For the rest of the year, our agenda is to refresh our family’s philanthropy and commitment to:
- Ahmadiya College, Agege
- Ansar-Ud-Deen College, Isolo
- Holy Cross Grammar School, Lagos
- C.M.S Grammar School, Bariga, Lagos
- Randle General Hospital, Surulere, Lagos
- Randle Junior School, Apapa, Lagos
- Randle Senior School, Apapa, Lagos
- King’s College, Lagos
- Lagos State University, Ojo
- St. Gregory’s College, Obalende.
as well as the recovery of Chief J.K. Randle Memorial Hall; Dr. J.K. Randle Swimming Pool; the Dr. J.K. Randle Love Garden (MUSON Centre) in Onikan, Lagos; Nigeria Ports Authority Sports Club, Surulere; and vast land at Agidingbi/Alausa, Ikeja.
We are grateful that the Secretary-General of the United Nations, Mr. Antonio Guterres, has decided that henceforth, The United Nations should be recognised as a MORAL FORCE in the resolution of not only international/national grievances but also individual disputes (at the personal level). Therefore, at the next meeting of general assembly of the United Nations the following matters will be table for discussions:
(i) JK Randle versus KPMG – No gratuity or pension after 34 years of meritorious service.
(ii) JK Randle versus Ooni of Ife – Trespass of Land at Plot 7, Block 2, Ikoyi Foreshore, Ikoyi.
(iii) JK Randle versus Zenith Bank Plc (appointment as Receiver Manager of CAMAC/Allied Energy – Moral Transgression.
Also listed for full discussion is the case of the assassination of Jamal Khashoggi—a Saudi dissident, journalist for The Washington Post, former general manager and editor-in-chief of the Al-Arab News Channel—occurred on 2 October 2018 at the Saudi consulate in Istanbul, Turkey, and was perpetrated by agents of the Saudi government.
Chief J.K. Randle was a titan in business and a legend in both sports and philanthropy.
“J.K.” had a great sense of humour.
Here is a sample: (“The Duke and The Soul Princess”) – J.K. Randle
“I am sure that doctors like most professionals have to live with the discomfiture of discovering that what the public expects of them is totally unrelated to reality.
I was recently reminded of this by the experience of a mother whose little son took ill during a stormy night. The child was running a very high temperature and proceeded to vomit intermittently. The mother was in utter despair, and in total disregard of the heavy rain, screeching thunder and flashing lightning she braved the storms and rushed the child to the village “native” (or Juju) doctor.

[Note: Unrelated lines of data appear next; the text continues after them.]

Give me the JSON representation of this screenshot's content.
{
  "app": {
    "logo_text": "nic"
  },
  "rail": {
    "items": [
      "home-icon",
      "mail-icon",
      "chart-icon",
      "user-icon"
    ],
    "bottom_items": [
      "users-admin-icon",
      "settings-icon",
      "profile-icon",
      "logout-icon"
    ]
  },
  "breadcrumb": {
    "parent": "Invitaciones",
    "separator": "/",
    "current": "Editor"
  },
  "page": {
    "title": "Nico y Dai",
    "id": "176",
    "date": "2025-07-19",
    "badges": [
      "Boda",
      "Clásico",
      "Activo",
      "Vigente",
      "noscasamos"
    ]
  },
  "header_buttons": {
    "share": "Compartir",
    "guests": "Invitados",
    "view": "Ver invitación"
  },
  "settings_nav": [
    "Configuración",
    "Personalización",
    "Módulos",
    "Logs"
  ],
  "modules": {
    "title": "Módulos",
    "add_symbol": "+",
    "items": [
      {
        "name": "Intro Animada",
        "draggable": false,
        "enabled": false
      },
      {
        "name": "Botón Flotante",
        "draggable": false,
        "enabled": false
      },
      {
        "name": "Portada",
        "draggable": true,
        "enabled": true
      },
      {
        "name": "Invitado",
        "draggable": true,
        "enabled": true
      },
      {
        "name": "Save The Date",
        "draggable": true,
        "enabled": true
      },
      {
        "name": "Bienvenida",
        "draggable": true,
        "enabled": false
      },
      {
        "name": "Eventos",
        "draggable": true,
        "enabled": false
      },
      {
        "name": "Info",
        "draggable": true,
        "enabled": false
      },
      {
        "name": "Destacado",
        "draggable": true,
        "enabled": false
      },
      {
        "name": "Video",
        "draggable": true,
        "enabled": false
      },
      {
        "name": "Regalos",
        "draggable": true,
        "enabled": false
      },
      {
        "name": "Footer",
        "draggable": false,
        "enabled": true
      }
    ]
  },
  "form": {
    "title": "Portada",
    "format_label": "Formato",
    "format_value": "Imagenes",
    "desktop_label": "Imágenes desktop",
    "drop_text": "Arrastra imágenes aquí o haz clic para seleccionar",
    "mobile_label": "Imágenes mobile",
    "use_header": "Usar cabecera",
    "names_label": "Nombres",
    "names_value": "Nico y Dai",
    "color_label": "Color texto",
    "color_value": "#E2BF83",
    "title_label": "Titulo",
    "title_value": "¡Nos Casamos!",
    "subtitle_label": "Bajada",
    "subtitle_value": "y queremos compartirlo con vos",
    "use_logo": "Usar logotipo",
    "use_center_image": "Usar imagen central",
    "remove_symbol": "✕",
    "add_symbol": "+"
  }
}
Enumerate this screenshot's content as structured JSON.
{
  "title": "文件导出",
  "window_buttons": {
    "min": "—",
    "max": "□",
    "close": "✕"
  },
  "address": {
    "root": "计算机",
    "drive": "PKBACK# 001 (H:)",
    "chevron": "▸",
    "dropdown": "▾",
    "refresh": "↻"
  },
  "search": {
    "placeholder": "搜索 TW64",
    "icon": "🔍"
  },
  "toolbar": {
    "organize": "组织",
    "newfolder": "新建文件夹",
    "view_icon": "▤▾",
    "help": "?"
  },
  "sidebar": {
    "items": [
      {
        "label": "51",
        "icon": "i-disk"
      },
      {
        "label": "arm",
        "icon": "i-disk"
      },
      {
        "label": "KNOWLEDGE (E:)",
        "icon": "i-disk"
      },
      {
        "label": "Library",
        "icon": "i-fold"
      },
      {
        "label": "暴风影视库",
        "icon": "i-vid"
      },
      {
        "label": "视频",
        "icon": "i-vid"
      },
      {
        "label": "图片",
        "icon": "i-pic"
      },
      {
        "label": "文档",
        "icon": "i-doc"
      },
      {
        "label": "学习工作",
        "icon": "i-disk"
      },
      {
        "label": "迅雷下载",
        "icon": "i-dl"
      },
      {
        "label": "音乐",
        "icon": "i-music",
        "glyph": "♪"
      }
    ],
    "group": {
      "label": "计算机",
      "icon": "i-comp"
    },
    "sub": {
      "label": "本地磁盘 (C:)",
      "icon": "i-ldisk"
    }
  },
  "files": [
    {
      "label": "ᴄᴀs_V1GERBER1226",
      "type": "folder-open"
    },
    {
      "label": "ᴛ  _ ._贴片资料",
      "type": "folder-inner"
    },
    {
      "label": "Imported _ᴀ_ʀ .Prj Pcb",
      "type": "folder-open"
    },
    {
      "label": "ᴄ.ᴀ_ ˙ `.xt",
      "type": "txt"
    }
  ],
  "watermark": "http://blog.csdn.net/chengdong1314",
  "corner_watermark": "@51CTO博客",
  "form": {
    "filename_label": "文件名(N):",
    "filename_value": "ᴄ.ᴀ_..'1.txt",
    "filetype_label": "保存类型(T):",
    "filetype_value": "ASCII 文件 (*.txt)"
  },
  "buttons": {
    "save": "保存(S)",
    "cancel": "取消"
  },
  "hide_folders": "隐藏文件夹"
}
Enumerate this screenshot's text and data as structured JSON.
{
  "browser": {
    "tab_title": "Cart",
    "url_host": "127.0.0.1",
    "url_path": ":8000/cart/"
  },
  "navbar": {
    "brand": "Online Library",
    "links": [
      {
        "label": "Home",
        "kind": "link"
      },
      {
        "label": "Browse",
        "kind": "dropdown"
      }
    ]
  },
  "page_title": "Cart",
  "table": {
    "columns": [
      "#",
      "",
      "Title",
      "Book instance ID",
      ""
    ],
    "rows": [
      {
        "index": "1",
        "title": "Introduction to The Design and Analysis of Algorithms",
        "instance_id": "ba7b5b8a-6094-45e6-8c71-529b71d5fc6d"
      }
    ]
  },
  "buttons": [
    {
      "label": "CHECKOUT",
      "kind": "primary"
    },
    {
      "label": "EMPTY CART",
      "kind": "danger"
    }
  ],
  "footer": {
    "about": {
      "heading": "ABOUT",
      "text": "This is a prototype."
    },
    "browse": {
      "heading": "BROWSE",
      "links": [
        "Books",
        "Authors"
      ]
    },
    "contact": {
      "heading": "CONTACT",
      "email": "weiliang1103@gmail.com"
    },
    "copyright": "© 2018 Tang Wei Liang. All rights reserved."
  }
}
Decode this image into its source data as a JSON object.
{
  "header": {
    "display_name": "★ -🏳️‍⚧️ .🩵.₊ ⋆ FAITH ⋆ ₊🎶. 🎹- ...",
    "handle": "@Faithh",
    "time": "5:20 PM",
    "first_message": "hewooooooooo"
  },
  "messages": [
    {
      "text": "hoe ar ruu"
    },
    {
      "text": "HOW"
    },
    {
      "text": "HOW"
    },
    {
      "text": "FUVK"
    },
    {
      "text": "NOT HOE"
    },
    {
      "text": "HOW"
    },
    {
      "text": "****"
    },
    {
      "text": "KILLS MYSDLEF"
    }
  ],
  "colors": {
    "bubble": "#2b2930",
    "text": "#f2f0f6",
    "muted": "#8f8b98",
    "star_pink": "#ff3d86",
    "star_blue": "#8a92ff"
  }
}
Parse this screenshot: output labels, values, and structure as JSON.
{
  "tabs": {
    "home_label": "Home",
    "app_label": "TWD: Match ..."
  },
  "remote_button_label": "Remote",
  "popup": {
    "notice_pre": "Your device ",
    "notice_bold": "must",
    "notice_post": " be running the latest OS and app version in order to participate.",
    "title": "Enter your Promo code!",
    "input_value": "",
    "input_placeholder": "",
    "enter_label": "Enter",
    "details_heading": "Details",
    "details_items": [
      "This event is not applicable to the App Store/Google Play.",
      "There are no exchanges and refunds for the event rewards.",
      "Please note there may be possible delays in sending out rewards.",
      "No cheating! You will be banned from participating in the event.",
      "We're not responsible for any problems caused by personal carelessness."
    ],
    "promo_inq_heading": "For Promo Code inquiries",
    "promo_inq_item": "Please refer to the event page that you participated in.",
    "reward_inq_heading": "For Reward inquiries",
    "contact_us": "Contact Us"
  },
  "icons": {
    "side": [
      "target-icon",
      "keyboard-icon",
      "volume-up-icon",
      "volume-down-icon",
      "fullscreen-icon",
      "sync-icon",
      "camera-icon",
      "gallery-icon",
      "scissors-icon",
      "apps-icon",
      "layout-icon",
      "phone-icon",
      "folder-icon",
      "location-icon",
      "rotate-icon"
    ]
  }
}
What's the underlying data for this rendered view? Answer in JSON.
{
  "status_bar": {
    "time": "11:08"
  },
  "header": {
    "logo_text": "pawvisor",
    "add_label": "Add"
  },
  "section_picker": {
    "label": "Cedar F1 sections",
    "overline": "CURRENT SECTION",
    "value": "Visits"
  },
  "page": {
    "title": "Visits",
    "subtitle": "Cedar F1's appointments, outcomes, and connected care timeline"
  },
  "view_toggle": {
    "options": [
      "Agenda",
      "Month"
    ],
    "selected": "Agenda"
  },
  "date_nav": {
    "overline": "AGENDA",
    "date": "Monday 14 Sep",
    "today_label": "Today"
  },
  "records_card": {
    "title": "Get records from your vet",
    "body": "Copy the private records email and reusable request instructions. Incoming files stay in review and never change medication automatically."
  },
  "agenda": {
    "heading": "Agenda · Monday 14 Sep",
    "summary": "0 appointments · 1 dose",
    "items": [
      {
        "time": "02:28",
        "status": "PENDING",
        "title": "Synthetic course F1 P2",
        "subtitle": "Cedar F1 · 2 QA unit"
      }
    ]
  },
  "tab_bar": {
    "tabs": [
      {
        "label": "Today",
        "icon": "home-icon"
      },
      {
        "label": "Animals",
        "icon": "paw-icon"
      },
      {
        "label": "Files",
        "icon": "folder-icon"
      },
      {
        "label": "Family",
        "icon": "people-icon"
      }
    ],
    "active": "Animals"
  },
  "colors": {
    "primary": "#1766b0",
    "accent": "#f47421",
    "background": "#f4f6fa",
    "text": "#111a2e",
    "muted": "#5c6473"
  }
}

The doctor examined the child and gave the mother some palm oil and herbs. He was most reassuring with perfect bedside manners (minus the stethoscope) and calmed the mother with the soothing words: “There is nothing to worry about. Your child will be fine in the morning – just hang a photograph of the Devil over the child’s bed, recite the incantations I have written for you, rub the palm oil over your child’s body and brew the herbs for him to drink. Make sure you follow my instructions exactly.
The mother went back home and did as she had been instructed; but unfortunately, she could not find a photograph of the Devil. She searched all over her hut and it was while she was scrimmaging that she came across a photograph of a fierce looking Major-General “T.I.” who until recently was the “de facto” ruler of an African country.
The mother in triumph exclaimed: “If I cannot get hold of a photograph of the Devil, this photograph will do just as well.”
Reassured, she went to sleep and so did the child. In the morning, she had to come to terms with tragedy – the child would not wake up. It was dead. The tearful mother rushed to the “doctor” and challenged him – his reassurances had proved to be false and his prescriptions had turned out to be ineffectual. The doctor was baffled, “Impossible!” he exclaimed, “Your child could not possibly die if you did exactly as I instructed. Tell me exactly what you did with my prescriptions….” The sobbing mother then confessed that she had not followed the doctor’s prescriptions exactly – she had to substitute Major-General T.I.’s photograph for that of the Devil……
At this point the jubilant doctor protested: “That was an overdose! You are responsible for your child’s death.”
May Chief J.K. Randle’s soul rest in peace.